Input records START

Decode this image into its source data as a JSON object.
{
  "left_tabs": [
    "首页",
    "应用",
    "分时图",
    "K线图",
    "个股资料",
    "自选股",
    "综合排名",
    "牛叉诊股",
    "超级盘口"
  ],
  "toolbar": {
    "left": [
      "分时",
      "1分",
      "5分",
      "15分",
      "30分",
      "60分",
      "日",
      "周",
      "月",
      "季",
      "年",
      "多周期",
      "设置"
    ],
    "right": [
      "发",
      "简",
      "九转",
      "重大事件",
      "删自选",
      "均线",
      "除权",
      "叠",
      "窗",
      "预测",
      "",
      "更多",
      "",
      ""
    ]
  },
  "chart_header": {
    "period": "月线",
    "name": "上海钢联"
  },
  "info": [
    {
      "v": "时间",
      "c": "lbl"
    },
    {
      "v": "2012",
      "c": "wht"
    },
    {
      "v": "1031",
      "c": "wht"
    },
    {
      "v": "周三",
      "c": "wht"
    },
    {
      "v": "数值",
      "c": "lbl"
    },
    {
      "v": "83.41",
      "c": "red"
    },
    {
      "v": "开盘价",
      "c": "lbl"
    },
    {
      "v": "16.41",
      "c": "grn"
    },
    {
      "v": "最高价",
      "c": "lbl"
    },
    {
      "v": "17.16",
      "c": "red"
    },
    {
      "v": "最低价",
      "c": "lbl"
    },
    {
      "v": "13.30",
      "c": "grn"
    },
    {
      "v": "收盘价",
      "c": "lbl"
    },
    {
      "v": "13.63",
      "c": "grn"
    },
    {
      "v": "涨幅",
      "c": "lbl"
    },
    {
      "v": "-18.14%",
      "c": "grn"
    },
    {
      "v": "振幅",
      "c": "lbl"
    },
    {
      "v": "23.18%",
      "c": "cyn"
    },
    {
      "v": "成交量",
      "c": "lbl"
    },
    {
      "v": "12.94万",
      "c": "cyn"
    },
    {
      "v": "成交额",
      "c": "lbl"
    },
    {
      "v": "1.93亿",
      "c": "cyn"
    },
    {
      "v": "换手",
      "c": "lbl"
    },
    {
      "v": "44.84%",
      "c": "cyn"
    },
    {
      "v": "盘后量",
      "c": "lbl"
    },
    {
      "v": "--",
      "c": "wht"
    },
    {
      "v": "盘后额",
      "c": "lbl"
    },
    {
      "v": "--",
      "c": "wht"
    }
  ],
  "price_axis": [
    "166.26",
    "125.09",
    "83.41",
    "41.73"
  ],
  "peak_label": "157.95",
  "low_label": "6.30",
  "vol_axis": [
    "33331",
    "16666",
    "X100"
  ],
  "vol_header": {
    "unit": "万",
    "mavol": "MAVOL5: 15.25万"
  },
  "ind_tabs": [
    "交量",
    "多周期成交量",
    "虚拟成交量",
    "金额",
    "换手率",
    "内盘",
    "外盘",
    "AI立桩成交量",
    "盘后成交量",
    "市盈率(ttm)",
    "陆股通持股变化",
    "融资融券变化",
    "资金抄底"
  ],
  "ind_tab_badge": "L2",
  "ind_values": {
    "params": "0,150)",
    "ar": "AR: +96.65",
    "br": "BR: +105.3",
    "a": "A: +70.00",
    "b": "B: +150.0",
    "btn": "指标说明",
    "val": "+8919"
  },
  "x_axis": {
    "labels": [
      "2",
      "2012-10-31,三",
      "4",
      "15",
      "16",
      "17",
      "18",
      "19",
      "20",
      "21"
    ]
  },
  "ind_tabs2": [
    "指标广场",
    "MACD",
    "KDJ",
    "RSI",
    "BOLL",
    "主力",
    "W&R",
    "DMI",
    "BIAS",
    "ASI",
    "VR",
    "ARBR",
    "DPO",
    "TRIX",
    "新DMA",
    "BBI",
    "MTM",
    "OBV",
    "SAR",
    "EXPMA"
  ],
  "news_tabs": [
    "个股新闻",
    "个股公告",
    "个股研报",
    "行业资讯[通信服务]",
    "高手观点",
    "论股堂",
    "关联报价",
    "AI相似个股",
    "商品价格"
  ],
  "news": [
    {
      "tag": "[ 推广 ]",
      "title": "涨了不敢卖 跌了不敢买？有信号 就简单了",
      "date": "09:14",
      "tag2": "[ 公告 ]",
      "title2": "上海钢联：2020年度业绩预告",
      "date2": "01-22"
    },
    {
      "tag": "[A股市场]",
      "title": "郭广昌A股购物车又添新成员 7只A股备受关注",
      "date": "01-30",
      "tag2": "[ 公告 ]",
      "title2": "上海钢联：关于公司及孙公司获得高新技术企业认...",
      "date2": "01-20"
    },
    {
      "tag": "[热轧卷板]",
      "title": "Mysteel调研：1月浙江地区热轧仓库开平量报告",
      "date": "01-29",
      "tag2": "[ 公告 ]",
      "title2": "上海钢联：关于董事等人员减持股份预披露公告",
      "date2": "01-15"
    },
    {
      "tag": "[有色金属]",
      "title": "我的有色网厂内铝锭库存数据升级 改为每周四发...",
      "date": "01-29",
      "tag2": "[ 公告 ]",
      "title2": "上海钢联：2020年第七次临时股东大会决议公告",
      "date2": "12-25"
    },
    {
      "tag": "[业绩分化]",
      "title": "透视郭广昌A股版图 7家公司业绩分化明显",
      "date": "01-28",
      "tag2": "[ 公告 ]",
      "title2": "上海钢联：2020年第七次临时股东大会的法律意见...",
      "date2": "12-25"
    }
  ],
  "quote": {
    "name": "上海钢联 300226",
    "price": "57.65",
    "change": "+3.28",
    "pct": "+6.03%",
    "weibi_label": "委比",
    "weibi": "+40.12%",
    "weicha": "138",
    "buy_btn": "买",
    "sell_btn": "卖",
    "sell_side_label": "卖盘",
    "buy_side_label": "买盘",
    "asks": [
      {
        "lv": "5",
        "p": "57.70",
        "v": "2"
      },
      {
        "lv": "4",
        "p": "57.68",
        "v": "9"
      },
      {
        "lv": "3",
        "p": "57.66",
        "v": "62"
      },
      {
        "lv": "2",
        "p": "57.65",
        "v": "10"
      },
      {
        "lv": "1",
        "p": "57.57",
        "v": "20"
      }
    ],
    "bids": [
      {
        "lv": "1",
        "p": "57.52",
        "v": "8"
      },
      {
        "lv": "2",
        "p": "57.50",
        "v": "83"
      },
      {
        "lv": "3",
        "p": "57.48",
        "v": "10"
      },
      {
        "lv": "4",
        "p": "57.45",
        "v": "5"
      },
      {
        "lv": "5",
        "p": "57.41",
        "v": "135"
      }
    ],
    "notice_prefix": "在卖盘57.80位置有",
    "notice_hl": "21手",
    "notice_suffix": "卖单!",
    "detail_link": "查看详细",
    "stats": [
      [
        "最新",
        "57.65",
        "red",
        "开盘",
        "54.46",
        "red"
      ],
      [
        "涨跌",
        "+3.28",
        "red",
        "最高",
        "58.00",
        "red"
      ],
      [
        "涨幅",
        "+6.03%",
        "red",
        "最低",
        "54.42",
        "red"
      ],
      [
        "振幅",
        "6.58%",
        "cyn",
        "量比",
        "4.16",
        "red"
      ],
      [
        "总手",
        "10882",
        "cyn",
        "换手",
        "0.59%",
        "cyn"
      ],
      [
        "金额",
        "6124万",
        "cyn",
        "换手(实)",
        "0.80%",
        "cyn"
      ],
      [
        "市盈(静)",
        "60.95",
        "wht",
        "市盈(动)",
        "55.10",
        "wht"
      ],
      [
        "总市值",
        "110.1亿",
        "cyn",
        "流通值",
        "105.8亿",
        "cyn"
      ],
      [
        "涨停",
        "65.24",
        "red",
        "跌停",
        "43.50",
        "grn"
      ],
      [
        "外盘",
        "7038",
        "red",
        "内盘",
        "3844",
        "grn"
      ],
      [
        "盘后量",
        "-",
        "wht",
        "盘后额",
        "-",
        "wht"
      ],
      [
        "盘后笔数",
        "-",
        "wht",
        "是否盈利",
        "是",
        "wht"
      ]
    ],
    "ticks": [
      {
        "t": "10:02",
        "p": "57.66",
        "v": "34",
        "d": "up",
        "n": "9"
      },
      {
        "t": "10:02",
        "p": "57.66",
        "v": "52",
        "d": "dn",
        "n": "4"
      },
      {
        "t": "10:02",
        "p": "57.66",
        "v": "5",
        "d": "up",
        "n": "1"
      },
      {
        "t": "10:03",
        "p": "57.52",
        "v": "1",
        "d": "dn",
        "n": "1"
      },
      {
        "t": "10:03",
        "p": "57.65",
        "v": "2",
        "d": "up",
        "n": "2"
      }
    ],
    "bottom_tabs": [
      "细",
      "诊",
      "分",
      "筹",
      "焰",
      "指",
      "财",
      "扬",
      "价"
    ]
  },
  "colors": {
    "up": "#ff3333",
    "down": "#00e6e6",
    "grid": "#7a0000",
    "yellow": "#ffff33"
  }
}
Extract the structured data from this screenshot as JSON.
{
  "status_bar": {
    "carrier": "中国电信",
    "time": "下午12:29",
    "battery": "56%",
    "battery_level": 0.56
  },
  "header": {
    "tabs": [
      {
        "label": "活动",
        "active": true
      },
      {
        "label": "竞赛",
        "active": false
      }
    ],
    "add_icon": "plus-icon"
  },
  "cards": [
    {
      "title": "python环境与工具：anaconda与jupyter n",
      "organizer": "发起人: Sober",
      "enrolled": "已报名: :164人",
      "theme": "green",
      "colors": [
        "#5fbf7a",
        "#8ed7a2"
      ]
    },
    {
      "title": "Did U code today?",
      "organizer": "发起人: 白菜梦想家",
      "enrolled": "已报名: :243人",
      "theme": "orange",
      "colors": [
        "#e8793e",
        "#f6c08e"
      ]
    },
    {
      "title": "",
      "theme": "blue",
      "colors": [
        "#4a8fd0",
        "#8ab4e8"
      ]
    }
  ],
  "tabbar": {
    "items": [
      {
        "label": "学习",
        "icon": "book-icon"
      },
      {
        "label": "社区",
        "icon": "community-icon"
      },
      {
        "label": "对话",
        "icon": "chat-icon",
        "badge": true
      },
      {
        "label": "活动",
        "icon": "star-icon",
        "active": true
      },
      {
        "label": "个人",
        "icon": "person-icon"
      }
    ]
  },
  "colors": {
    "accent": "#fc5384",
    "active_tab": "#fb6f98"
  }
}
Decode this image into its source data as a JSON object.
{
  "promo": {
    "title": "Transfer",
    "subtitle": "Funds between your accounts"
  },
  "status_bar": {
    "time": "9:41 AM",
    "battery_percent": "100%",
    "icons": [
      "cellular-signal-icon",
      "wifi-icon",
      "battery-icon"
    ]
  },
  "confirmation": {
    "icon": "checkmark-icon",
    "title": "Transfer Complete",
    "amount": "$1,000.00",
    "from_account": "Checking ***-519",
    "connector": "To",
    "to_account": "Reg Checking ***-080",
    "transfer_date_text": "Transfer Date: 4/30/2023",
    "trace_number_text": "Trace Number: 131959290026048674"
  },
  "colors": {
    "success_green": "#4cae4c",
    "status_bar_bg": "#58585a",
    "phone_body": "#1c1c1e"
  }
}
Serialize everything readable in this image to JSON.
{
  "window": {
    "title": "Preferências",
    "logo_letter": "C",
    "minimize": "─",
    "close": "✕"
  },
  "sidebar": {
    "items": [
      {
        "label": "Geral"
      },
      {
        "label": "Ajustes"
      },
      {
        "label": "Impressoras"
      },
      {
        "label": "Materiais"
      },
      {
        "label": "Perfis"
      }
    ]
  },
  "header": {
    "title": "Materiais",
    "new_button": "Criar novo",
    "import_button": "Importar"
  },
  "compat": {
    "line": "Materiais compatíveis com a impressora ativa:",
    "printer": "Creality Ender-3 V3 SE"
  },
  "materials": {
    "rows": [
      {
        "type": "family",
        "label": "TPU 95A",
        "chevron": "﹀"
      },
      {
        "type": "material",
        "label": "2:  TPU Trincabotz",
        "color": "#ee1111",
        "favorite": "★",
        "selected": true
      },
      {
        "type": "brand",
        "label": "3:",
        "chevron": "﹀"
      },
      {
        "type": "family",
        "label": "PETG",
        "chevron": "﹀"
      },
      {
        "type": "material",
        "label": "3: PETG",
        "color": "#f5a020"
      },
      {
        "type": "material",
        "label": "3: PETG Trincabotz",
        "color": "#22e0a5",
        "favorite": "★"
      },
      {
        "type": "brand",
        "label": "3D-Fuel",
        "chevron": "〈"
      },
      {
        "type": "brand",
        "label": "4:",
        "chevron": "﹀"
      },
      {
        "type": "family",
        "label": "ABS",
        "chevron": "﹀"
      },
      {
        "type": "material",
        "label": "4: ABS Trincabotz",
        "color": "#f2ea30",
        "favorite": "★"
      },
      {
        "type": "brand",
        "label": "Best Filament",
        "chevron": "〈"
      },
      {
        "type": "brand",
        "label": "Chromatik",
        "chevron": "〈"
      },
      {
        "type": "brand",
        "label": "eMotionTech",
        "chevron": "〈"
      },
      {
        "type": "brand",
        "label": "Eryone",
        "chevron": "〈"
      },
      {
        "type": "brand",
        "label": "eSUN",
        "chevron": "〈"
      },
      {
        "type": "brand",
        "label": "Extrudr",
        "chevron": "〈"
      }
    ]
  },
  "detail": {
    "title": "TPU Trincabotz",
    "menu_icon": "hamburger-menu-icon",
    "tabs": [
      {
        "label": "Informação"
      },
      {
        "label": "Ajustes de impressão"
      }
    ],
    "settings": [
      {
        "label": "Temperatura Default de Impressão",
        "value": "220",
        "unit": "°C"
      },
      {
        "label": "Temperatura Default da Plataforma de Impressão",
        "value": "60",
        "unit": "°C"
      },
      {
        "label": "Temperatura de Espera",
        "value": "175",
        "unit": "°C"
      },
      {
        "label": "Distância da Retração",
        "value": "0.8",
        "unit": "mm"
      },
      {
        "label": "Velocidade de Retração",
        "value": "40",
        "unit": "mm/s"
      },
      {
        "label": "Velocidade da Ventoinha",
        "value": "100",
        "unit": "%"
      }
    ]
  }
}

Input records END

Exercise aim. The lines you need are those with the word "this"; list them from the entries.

Written response.
Decode this image into its source data as a JSON object.
Extract the structured data from this screenshot as JSON.
Decode this image into its source data as a JSON object.
Serialize everything readable in this image to JSON.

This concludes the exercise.